[Task material]

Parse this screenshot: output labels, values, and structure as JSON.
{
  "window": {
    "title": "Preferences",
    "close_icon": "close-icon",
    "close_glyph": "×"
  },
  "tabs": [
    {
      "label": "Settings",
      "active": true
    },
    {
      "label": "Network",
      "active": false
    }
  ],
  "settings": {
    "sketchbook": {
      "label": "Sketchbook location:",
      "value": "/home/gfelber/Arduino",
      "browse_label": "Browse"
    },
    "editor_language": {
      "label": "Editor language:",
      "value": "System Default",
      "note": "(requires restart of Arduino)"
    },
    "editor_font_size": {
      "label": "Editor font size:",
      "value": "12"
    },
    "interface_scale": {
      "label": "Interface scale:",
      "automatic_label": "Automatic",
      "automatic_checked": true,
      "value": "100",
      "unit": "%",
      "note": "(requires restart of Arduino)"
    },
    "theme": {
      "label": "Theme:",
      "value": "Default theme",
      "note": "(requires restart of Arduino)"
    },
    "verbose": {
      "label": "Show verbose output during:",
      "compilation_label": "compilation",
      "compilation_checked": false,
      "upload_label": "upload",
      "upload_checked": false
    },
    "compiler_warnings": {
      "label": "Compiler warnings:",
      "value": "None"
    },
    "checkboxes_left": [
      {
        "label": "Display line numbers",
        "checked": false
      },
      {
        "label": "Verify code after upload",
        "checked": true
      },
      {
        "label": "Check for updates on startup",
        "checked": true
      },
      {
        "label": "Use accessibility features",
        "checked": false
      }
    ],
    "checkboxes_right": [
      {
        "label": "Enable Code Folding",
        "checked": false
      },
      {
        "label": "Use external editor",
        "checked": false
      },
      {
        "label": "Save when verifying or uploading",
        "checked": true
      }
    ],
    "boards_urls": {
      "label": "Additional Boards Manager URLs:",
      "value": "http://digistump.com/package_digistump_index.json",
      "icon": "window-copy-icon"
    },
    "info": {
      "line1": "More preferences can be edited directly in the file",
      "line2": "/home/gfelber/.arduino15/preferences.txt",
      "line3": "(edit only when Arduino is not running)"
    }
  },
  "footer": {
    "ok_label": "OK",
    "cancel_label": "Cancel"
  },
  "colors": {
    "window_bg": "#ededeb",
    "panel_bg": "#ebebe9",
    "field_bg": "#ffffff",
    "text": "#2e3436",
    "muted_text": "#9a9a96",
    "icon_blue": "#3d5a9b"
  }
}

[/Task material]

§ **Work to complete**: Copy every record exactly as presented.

§ **Solution to the exercise**:
Parse this screenshot: output labels, values, and structure as JSON.
{
  "window": {
    "title": "Preferences",
    "close_icon": "close-icon",
    "close_glyph": "×"
  },
  "tabs": [
    {
      "label": "Settings",
      "active": true
    },
    {
      "label": "Network",
      "active": false
    }
  ],
  "settings": {
    "sketchbook": {
      "label": "Sketchbook location:",
      "value": "/home/gfelber/Arduino",
      "browse_label": "Browse"
    },
    "editor_language": {
      "label": "Editor language:",
      "value": "System Default",
      "note": "(requires restart of Arduino)"
    },
    "editor_font_size": {
      "label": "Editor font size:",
      "value": "12"
    },
    "interface_scale": {
      "label": "Interface scale:",
      "automatic_label": "Automatic",
      "automatic_checked": true,
      "value": "100",
      "unit": "%",
      "note": "(requires restart of Arduino)"
    },
    "theme": {
      "label": "Theme:",
      "value": "Default theme",
      "note": "(requires restart of Arduino)"
    },
    "verbose": {
      "label": "Show verbose output during:",
      "compilation_label": "compilation",
      "compilation_checked": false,
      "upload_label": "upload",
      "upload_checked": false
    },
    "compiler_warnings": {
      "label": "Compiler warnings:",
      "value": "None"
    },
    "checkboxes_left": [
      {
        "label": "Display line numbers",
        "checked": false
      },
      {
        "label": "Verify code after upload",
        "checked": true
      },
      {
        "label": "Check for updates on startup",
        "checked": true
      },
      {
        "label": "Use accessibility features",
        "checked": false
      }
    ],
    "checkboxes_right": [
      {
        "label": "Enable Code Folding",
        "checked": false
      },
      {
        "label": "Use external editor",
        "checked": false
      },
      {
        "label": "Save when verifying or uploading",
        "checked": true
      }
    ],
    "boards_urls": {
      "label": "Additional Boards Manager URLs:",
      "value": "http://digistump.com/package_digistump_index.json",
      "icon": "window-copy-icon"
    },
    "info": {
      "line1": "More preferences can be edited directly in the file",
      "line2": "/home/gfelber/.arduino15/preferences.txt",
      "line3": "(edit only when Arduino is not running)"
    }
  },
  "footer": {
    "ok_label": "OK",
    "cancel_label": "Cancel"
  },
  "colors": {
    "window_bg": "#ededeb",
    "panel_bg": "#ebebe9",
    "field_bg": "#ffffff",
    "text": "#2e3436",
    "muted_text": "#9a9a96",
    "icon_blue": "#3d5a9b"
  }
}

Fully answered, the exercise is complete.